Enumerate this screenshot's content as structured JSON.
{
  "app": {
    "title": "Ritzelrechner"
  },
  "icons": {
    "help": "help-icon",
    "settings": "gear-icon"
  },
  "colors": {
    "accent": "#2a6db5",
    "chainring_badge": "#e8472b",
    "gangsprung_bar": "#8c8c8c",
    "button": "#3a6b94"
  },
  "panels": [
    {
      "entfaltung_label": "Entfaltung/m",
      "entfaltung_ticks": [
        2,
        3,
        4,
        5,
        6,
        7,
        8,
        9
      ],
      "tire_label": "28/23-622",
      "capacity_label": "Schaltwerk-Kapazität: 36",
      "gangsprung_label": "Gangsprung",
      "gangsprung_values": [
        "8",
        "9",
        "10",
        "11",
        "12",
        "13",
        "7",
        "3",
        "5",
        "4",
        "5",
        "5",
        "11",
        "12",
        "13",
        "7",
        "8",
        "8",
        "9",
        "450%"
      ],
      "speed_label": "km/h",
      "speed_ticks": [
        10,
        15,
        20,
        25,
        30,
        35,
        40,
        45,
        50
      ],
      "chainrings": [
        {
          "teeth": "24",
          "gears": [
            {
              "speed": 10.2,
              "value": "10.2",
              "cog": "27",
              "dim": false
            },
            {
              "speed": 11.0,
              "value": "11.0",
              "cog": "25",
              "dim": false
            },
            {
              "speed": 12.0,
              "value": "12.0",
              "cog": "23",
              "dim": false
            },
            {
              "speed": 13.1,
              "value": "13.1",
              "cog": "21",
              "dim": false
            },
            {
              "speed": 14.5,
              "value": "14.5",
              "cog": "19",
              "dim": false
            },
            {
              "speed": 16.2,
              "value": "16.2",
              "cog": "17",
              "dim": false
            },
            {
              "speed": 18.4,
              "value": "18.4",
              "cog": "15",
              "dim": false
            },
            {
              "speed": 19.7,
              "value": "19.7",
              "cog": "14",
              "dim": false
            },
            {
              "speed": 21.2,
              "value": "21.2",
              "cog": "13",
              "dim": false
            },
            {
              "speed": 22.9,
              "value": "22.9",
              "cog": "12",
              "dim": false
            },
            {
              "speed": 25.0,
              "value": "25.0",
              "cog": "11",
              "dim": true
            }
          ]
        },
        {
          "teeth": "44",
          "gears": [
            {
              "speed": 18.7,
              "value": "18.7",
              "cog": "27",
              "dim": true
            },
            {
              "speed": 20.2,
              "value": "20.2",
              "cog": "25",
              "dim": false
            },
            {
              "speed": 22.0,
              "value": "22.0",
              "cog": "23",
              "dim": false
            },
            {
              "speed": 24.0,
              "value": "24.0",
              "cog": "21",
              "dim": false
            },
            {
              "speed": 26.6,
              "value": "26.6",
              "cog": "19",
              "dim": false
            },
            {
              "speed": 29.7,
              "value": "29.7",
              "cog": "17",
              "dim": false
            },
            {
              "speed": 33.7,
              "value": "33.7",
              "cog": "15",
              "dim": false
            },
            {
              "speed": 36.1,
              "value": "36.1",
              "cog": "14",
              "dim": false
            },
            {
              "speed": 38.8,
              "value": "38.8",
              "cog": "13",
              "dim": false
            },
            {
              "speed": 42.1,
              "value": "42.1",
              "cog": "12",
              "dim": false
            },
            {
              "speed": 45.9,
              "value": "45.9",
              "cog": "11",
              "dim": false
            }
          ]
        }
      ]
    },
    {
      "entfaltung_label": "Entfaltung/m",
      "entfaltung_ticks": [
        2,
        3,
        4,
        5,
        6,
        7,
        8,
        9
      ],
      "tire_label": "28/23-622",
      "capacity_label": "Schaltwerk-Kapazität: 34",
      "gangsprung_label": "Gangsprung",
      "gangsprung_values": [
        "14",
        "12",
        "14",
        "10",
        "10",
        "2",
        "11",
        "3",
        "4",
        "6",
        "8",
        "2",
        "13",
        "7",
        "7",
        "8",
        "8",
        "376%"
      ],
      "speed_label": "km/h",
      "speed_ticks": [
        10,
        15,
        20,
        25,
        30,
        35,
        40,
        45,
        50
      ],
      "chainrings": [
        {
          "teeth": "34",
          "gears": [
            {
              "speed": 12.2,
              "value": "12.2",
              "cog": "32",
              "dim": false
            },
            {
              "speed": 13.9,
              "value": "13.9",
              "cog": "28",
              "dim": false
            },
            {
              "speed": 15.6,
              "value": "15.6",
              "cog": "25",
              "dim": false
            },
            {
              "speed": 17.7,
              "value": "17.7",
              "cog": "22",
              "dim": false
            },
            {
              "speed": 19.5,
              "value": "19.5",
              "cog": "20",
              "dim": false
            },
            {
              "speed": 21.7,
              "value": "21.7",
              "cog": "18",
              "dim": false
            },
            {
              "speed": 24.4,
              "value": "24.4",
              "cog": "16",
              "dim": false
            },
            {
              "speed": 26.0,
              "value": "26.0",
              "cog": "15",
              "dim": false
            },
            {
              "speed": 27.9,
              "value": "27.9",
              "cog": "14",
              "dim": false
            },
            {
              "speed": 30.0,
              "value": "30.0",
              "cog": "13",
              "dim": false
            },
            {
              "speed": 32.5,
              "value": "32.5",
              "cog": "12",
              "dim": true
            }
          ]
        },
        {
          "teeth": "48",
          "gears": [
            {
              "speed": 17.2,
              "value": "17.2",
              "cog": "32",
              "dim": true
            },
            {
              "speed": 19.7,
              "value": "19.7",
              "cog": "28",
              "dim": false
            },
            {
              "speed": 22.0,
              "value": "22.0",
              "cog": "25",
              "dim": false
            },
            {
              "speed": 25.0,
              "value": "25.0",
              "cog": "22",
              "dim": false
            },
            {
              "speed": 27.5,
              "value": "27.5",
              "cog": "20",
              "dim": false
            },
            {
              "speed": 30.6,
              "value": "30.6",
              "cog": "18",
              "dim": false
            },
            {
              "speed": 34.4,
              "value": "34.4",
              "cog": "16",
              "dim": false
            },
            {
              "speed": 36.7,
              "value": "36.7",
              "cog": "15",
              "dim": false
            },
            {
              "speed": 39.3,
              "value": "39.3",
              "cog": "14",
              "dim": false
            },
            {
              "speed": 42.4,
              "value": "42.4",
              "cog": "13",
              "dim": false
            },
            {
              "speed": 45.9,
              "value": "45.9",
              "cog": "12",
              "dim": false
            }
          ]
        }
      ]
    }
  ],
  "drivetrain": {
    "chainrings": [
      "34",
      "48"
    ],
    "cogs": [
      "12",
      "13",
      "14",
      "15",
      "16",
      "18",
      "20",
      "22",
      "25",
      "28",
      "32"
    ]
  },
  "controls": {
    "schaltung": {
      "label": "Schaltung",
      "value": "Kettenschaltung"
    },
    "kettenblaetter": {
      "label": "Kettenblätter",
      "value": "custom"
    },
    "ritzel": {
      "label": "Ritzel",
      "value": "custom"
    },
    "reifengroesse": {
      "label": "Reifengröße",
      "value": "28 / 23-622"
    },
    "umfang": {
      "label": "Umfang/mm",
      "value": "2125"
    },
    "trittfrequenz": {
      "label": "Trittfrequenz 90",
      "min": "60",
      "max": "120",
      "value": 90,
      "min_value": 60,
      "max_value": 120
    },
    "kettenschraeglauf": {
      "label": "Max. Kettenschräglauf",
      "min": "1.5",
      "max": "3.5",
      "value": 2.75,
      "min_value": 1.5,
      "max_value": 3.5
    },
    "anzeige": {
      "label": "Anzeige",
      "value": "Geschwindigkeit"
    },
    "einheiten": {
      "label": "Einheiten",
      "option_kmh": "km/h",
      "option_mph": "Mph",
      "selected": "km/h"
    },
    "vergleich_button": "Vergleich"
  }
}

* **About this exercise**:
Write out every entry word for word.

* **Reply**:
Enumerate this screenshot's content as structured JSON.
{
  "app": {
    "title": "Ritzelrechner"
  },
  "icons": {
    "help": "help-icon",
    "settings": "gear-icon"
  },
  "colors": {
    "accent": "#2a6db5",
    "chainring_badge": "#e8472b",
    "gangsprung_bar": "#8c8c8c",
    "button": "#3a6b94"
  },
  "panels": [
    {
      "entfaltung_label": "Entfaltung/m",
      "entfaltung_ticks": [
        2,
        3,
        4,
        5,
        6,
        7,
        8,
        9
      ],
      "tire_label": "28/23-622",
      "capacity_label": "Schaltwerk-Kapazität: 36",
      "gangsprung_label": "Gangsprung",
      "gangsprung_values": [
        "8",
        "9",
        "10",
        "11",
        "12",
        "13",
        "7",
        "3",
        "5",
        "4",
        "5",
        "5",
        "11",
        "12",
        "13",
        "7",
        "8",
        "8",
        "9",
        "450%"
      ],
      "speed_label": "km/h",
      "speed_ticks": [
        10,
        15,
        20,
        25,
        30,
        35,
        40,
        45,
        50
      ],
      "chainrings": [
        {
          "teeth": "24",
          "gears": [
            {
              "speed": 10.2,
              "value": "10.2",
              "cog": "27",
              "dim": false
            },
            {
              "speed": 11.0,
              "value": "11.0",
              "cog": "25",
              "dim": false
            },
            {
              "speed": 12.0,
              "value": "12.0",
              "cog": "23",
              "dim": false
            },
            {
              "speed": 13.1,
              "value": "13.1",
              "cog": "21",
              "dim": false
            },
            {
              "speed": 14.5,
              "value": "14.5",
              "cog": "19",
              "dim": false
            },
            {
              "speed": 16.2,
              "value": "16.2",
              "cog": "17",
              "dim": false
            },
            {
              "speed": 18.4,
              "value": "18.4",
              "cog": "15",
              "dim": false
            },
            {
              "speed": 19.7,
              "value": "19.7",
              "cog": "14",
              "dim": false
            },
            {
              "speed": 21.2,
              "value": "21.2",
              "cog": "13",
              "dim": false
            },
            {
              "speed": 22.9,
              "value": "22.9",
              "cog": "12",
              "dim": false
            },
            {
              "speed": 25.0,
              "value": "25.0",
              "cog": "11",
              "dim": true
            }
          ]
        },
        {
          "teeth": "44",
          "gears": [
            {
              "speed": 18.7,
              "value": "18.7",
              "cog": "27",
              "dim": true
            },
            {
              "speed": 20.2,
              "value": "20.2",
              "cog": "25",
              "dim": false
            },
            {
              "speed": 22.0,
              "value": "22.0",
              "cog": "23",
              "dim": false
            },
            {
              "speed": 24.0,
              "value": "24.0",
              "cog": "21",
              "dim": false
            },
            {
              "speed": 26.6,
              "value": "26.6",
              "cog": "19",
              "dim": false
            },
            {
              "speed": 29.7,
              "value": "29.7",
              "cog": "17",
              "dim": false
            },
            {
              "speed": 33.7,
              "value": "33.7",
              "cog": "15",
              "dim": false
            },
            {
              "speed": 36.1,
              "value": "36.1",
              "cog": "14",
              "dim": false
            },
            {
              "speed": 38.8,
              "value": "38.8",
              "cog": "13",
              "dim": false
            },
            {
              "speed": 42.1,
              "value": "42.1",
              "cog": "12",
              "dim": false
            },
            {
              "speed": 45.9,
              "value": "45.9",
              "cog": "11",
              "dim": false
            }
          ]
        }
      ]
    },
    {
      "entfaltung_label": "Entfaltung/m",
      "entfaltung_ticks": [
        2,
        3,
        4,
        5,
        6,
        7,
        8,
        9
      ],
      "tire_label": "28/23-622",
      "capacity_label": "Schaltwerk-Kapazität: 34",
      "gangsprung_label": "Gangsprung",
      "gangsprung_values": [
        "14",
        "12",
        "14",
        "10",
        "10",
        "2",
        "11",
        "3",
        "4",
        "6",
        "8",
        "2",
        "13",
        "7",
        "7",
        "8",
        "8",
        "376%"
      ],
      "speed_label": "km/h",
      "speed_ticks": [
        10,
        15,
        20,
        25,
        30,
        35,
        40,
        45,
        50
      ],
      "chainrings": [
        {
          "teeth": "34",
          "gears": [
            {
              "speed": 12.2,
              "value": "12.2",
              "cog": "32",
              "dim": false
            },
            {
              "speed": 13.9,
              "value": "13.9",
              "cog": "28",
              "dim": false
            },
            {
              "speed": 15.6,
              "value": "15.6",
              "cog": "25",
              "dim": false
            },
            {
              "speed": 17.7,
              "value": "17.7",
              "cog": "22",
              "dim": false
            },
            {
              "speed": 19.5,
              "value": "19.5",
              "cog": "20",
              "dim": false
            },
            {
              "speed": 21.7,
              "value": "21.7",
              "cog": "18",
              "dim": false
            },
            {
              "speed": 24.4,
              "value": "24.4",
              "cog": "16",
              "dim": false
            },
            {
              "speed": 26.0,
              "value": "26.0",
              "cog": "15",
              "dim": false
            },
            {
              "speed": 27.9,
              "value": "27.9",
              "cog": "14",
              "dim": false
            },
            {
              "speed": 30.0,
              "value": "30.0",
              "cog": "13",
              "dim": false
            },
            {
              "speed": 32.5,
              "value": "32.5",
              "cog": "12",
              "dim": true
            }
          ]
        },
        {
          "teeth": "48",
          "gears": [
            {
              "speed": 17.2,
              "value": "17.2",
              "cog": "32",
              "dim": true
            },
            {
              "speed": 19.7,
              "value": "19.7",
              "cog": "28",
              "dim": false
            },
            {
              "speed": 22.0,
              "value": "22.0",
              "cog": "25",
              "dim": false
            },
            {
              "speed": 25.0,
              "value": "25.0",
              "cog": "22",
              "dim": false
            },
            {
              "speed": 27.5,
              "value": "27.5",
              "cog": "20",
              "dim": false
            },
            {
              "speed": 30.6,
              "value": "30.6",
              "cog": "18",
              "dim": false
            },
            {
              "speed": 34.4,
              "value": "34.4",
              "cog": "16",
              "dim": false
            },
            {
              "speed": 36.7,
              "value": "36.7",
              "cog": "15",
              "dim": false
            },
            {
              "speed": 39.3,
              "value": "39.3",
              "cog": "14",
              "dim": false
            },
            {
              "speed": 42.4,
              "value": "42.4",
              "cog": "13",
              "dim": false
            },
            {
              "speed": 45.9,
              "value": "45.9",
              "cog": "12",
              "dim": false
            }
          ]
        }
      ]
    }
  ],
  "drivetrain": {
    "chainrings": [
      "34",
      "48"
    ],
    "cogs": [
      "12",
      "13",
      "14",
      "15",
      "16",
      "18",
      "20",
      "22",
      "25",
      "28",
      "32"
    ]
  },
  "controls": {
    "schaltung": {
      "label": "Schaltung",
      "value": "Kettenschaltung"
    },
    "kettenblaetter": {
      "label": "Kettenblätter",
      "value": "custom"
    },
    "ritzel": {
      "label": "Ritzel",
      "value": "custom"
    },
    "reifengroesse": {
      "label": "Reifengröße",
      "value": "28 / 23-622"
    },
    "umfang": {
      "label": "Umfang/mm",
      "value": "2125"
    },
    "trittfrequenz": {
      "label": "Trittfrequenz 90",
      "min": "60",
      "max": "120",
      "value": 90,
      "min_value": 60,
      "max_value": 120
    },
    "kettenschraeglauf": {
      "label": "Max. Kettenschräglauf",
      "min": "1.5",
      "max": "3.5",
      "value": 2.75,
      "min_value": 1.5,
      "max_value": 3.5
    },
    "anzeige": {
      "label": "Anzeige",
      "value": "Geschwindigkeit"
    },
    "einheiten": {
      "label": "Einheiten",
      "option_kmh": "km/h",
      "option_mph": "Mph",
      "selected": "km/h"
    },
    "vergleich_button": "Vergleich"
  }
}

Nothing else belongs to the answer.